**Dataset extract:**
# # # # # # #

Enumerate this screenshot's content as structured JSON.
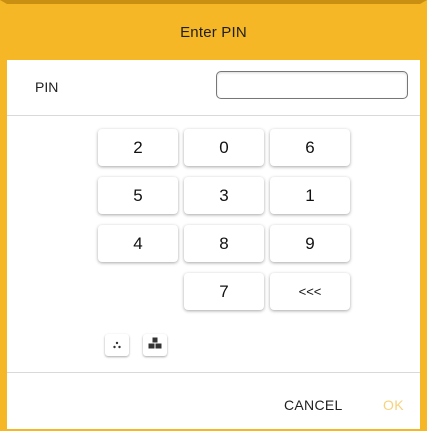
{
  "dialog": {
    "title": "Enter PIN",
    "pin_label": "PIN",
    "pin_value": "",
    "pin_placeholder": ""
  },
  "keypad": {
    "keys": [
      "2",
      "0",
      "6",
      "5",
      "3",
      "1",
      "4",
      "8",
      "9",
      "7",
      "<<<"
    ],
    "backspace_label": "<<<"
  },
  "keyboard_toggles": [
    {
      "icon": "small-dots-icon"
    },
    {
      "icon": "block-stack-icon"
    }
  ],
  "footer": {
    "cancel_label": "CANCEL",
    "ok_label": "OK"
  },
  "colors": {
    "accent": "#f5b726",
    "ok_disabled": "#f7d27c"
  }
}
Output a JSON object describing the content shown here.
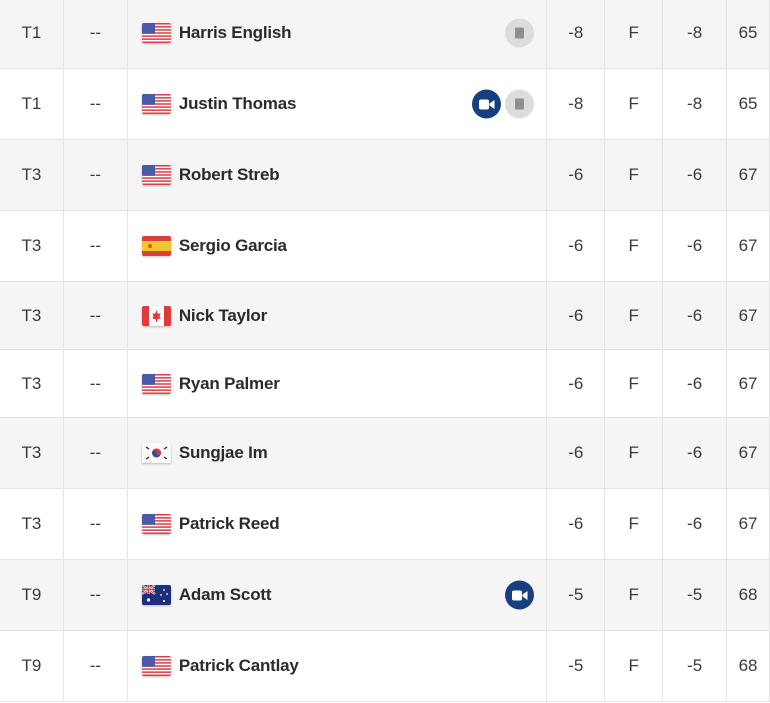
{
  "leaderboard": {
    "colors": {
      "video_icon_bg": "#173f80",
      "scorecard_icon_bg": "#dcdcdc",
      "row_alt_bg": "#f5f5f5"
    },
    "rows": [
      {
        "position": "T1",
        "movement": "--",
        "country": "USA",
        "player": "Harris English",
        "has_video": false,
        "has_scorecard": true,
        "to_par": "-8",
        "thru": "F",
        "round": "-8",
        "r1": "65"
      },
      {
        "position": "T1",
        "movement": "--",
        "country": "USA",
        "player": "Justin Thomas",
        "has_video": true,
        "has_scorecard": true,
        "to_par": "-8",
        "thru": "F",
        "round": "-8",
        "r1": "65"
      },
      {
        "position": "T3",
        "movement": "--",
        "country": "USA",
        "player": "Robert Streb",
        "has_video": false,
        "has_scorecard": false,
        "to_par": "-6",
        "thru": "F",
        "round": "-6",
        "r1": "67"
      },
      {
        "position": "T3",
        "movement": "--",
        "country": "ESP",
        "player": "Sergio Garcia",
        "has_video": false,
        "has_scorecard": false,
        "to_par": "-6",
        "thru": "F",
        "round": "-6",
        "r1": "67"
      },
      {
        "position": "T3",
        "movement": "--",
        "country": "CAN",
        "player": "Nick Taylor",
        "has_video": false,
        "has_scorecard": false,
        "to_par": "-6",
        "thru": "F",
        "round": "-6",
        "r1": "67"
      },
      {
        "position": "T3",
        "movement": "--",
        "country": "USA",
        "player": "Ryan Palmer",
        "has_video": false,
        "has_scorecard": false,
        "to_par": "-6",
        "thru": "F",
        "round": "-6",
        "r1": "67"
      },
      {
        "position": "T3",
        "movement": "--",
        "country": "KOR",
        "player": "Sungjae Im",
        "has_video": false,
        "has_scorecard": false,
        "to_par": "-6",
        "thru": "F",
        "round": "-6",
        "r1": "67"
      },
      {
        "position": "T3",
        "movement": "--",
        "country": "USA",
        "player": "Patrick Reed",
        "has_video": false,
        "has_scorecard": false,
        "to_par": "-6",
        "thru": "F",
        "round": "-6",
        "r1": "67"
      },
      {
        "position": "T9",
        "movement": "--",
        "country": "AUS",
        "player": "Adam Scott",
        "has_video": true,
        "has_scorecard": false,
        "to_par": "-5",
        "thru": "F",
        "round": "-5",
        "r1": "68"
      },
      {
        "position": "T9",
        "movement": "--",
        "country": "USA",
        "player": "Patrick Cantlay",
        "has_video": false,
        "has_scorecard": false,
        "to_par": "-5",
        "thru": "F",
        "round": "-5",
        "r1": "68"
      }
    ]
  }
}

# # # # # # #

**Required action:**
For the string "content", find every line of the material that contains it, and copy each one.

**Task solution:**
Enumerate this screenshot's content as structured JSON.
Output a JSON object describing the content shown here.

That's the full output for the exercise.